Problem requirements - Tally every line of the material that includes "nebo", then give the tally and nothing else.

Records shown -
________________
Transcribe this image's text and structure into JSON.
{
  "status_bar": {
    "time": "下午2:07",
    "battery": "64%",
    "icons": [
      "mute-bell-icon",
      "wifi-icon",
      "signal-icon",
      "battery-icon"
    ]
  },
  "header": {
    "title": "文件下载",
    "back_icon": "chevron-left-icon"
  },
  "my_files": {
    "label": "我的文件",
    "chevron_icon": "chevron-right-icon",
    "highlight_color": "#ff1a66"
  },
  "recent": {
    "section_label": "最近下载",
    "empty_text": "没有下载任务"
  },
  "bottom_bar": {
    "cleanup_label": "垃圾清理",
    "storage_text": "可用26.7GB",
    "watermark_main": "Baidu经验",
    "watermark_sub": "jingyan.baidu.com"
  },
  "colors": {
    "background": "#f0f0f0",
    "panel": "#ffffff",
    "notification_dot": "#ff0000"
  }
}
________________
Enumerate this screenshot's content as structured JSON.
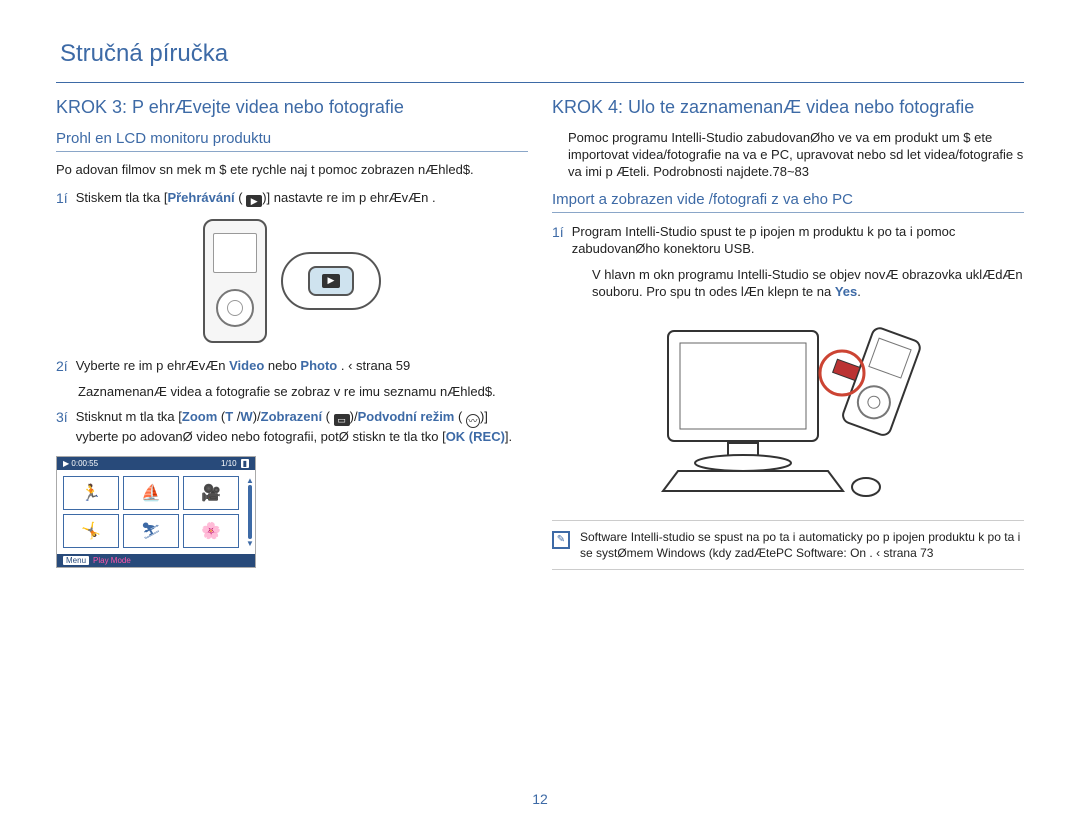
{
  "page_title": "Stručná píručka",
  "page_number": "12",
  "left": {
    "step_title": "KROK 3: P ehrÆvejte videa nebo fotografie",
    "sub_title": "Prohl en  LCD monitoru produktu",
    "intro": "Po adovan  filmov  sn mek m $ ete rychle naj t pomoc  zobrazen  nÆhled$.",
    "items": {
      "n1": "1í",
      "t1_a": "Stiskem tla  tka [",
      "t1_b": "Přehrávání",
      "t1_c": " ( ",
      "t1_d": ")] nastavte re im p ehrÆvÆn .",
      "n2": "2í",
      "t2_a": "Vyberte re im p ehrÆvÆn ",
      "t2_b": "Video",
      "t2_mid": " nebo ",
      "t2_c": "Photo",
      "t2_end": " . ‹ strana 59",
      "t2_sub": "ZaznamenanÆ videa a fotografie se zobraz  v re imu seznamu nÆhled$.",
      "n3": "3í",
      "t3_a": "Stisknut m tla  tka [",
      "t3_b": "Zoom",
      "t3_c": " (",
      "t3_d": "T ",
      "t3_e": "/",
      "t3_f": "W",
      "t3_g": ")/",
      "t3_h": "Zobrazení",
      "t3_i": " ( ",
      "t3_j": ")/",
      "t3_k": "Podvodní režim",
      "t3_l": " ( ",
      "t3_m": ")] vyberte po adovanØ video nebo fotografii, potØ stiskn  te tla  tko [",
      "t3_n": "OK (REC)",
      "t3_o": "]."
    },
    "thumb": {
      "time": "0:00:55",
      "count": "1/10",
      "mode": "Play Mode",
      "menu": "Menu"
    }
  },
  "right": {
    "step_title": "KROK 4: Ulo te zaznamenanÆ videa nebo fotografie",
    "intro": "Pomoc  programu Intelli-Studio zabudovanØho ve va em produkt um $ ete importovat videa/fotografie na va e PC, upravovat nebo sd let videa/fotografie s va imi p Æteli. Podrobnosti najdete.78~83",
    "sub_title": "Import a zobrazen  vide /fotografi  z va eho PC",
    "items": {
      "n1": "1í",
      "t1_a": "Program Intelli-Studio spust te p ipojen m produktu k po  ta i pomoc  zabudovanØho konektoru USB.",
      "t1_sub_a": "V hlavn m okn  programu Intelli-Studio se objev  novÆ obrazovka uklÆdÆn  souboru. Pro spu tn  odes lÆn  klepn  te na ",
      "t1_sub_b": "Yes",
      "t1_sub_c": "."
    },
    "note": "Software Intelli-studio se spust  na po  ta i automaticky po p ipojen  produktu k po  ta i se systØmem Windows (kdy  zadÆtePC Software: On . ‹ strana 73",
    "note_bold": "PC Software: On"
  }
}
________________
Task response - 5